*** Data for this task ***
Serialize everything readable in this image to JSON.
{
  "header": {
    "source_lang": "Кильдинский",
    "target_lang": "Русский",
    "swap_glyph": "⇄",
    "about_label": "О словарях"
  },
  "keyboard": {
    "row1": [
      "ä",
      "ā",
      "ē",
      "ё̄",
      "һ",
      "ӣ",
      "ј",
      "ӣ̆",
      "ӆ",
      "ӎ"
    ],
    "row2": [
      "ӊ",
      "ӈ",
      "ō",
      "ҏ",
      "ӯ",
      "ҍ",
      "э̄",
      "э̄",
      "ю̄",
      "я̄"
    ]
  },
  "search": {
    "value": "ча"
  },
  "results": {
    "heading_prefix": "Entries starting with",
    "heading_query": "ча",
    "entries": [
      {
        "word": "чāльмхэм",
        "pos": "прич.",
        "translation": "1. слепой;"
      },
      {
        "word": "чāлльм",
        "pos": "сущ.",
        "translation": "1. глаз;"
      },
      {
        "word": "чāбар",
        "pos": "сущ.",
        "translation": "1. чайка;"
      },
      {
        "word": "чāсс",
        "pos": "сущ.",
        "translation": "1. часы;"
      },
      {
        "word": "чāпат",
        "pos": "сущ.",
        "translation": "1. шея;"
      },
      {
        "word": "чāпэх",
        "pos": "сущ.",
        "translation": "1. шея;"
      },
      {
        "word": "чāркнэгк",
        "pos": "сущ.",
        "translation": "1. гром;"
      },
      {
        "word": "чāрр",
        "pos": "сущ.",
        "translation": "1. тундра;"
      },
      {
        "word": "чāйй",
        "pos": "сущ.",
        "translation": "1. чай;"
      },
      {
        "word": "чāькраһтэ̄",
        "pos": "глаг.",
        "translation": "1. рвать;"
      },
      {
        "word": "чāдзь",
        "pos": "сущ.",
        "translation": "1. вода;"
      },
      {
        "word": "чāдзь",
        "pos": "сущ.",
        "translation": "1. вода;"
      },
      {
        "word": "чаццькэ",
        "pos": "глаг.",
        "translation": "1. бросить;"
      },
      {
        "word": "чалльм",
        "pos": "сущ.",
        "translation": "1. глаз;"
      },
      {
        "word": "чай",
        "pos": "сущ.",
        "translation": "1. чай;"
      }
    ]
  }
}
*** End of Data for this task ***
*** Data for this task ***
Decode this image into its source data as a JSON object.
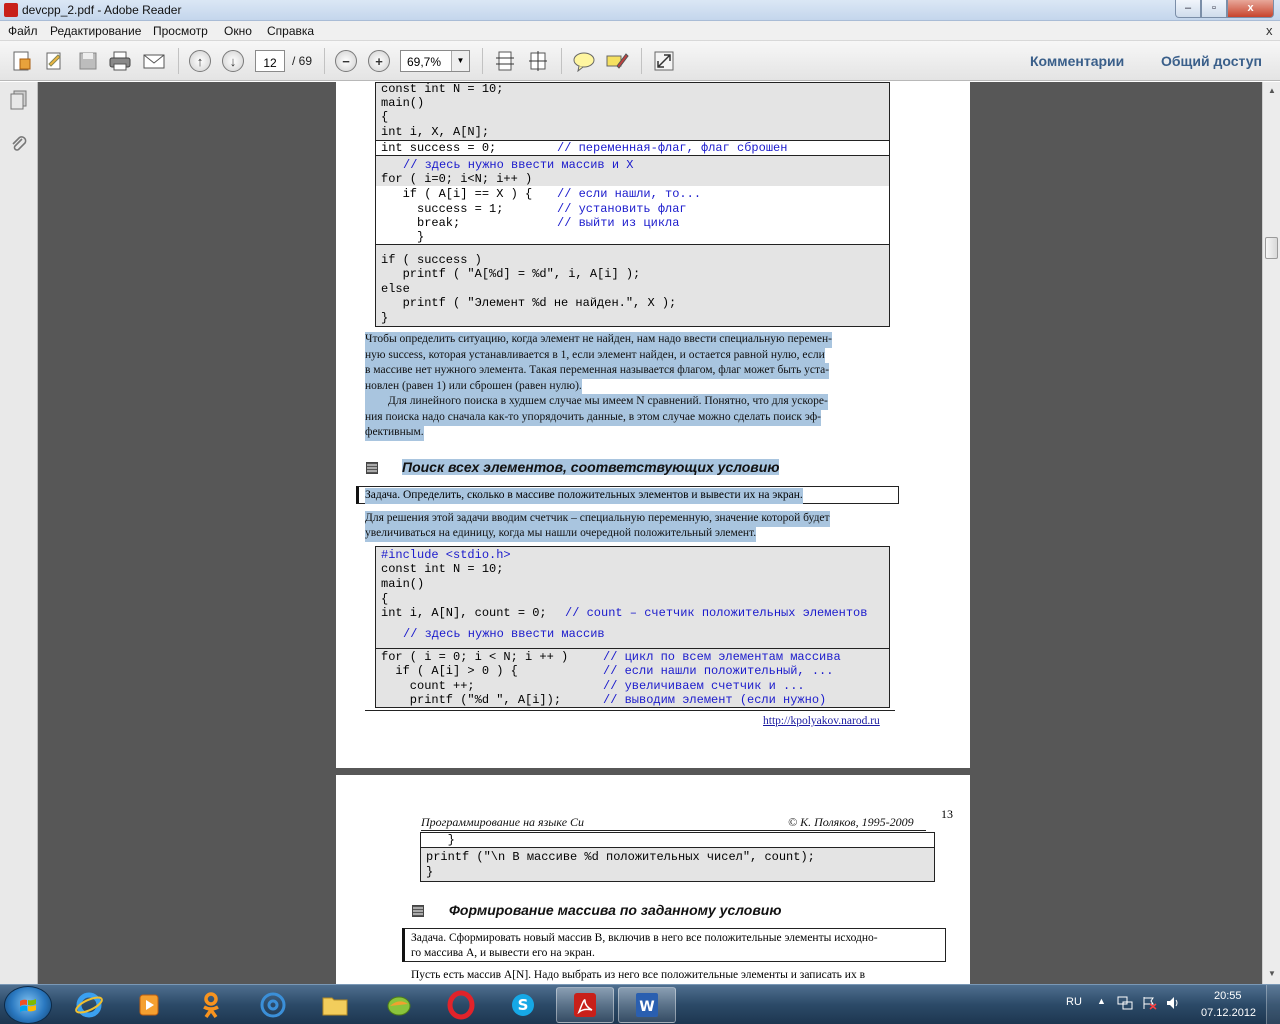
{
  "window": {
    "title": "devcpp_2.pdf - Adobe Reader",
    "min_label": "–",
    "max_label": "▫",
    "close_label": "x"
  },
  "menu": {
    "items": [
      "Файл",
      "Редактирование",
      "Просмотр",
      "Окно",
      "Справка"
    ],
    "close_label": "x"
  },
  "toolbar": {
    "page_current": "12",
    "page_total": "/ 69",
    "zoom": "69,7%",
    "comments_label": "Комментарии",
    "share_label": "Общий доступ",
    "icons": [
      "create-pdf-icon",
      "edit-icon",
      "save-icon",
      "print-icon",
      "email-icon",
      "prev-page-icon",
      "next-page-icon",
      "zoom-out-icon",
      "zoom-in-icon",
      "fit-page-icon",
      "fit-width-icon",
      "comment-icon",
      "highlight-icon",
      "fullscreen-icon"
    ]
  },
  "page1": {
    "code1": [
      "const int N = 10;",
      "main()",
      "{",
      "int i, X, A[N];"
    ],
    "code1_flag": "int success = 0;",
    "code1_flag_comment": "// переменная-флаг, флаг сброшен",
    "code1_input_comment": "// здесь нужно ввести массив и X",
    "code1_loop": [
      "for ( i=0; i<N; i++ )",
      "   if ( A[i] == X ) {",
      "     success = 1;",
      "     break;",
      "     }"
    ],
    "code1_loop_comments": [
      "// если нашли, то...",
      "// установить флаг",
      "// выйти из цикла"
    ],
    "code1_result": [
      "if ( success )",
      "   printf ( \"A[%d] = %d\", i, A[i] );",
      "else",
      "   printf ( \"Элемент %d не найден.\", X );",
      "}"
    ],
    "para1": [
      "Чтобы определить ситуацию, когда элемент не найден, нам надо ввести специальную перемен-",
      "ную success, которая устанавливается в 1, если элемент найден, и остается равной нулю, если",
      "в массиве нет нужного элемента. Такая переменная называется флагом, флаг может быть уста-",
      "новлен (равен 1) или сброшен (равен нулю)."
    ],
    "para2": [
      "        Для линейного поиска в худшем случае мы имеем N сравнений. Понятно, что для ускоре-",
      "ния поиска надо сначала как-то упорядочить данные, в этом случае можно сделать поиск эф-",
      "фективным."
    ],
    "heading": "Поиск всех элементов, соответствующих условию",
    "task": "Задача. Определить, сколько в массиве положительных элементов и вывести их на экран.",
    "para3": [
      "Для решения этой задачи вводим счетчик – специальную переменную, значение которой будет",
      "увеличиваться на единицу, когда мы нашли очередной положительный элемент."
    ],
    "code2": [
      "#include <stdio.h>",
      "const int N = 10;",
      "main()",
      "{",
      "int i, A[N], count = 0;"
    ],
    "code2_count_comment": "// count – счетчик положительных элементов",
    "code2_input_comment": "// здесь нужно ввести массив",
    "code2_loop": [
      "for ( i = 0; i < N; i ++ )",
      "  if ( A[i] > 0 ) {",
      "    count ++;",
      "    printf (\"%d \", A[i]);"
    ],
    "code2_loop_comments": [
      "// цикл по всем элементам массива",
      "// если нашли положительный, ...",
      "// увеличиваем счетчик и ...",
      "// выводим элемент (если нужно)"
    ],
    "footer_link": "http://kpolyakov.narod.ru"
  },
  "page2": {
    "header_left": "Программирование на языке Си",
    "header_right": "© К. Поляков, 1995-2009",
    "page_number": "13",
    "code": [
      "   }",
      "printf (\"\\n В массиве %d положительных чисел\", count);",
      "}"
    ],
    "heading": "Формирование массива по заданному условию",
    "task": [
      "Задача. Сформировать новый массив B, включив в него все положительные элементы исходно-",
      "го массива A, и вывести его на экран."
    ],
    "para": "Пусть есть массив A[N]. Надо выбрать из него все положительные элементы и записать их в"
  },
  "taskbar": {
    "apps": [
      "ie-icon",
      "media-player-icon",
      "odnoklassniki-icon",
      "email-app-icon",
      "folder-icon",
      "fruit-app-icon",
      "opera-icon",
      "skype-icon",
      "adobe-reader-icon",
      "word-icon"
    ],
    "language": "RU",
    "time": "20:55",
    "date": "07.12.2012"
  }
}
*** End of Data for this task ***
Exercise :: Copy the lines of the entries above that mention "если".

Your response ::
      "// если нашли, то...",
      "ную success, которая устанавливается в 1, если элемент найден, и остается равной нулю, если",
      "// если нашли положительный, ...",
      "// выводим элемент (если нужно)"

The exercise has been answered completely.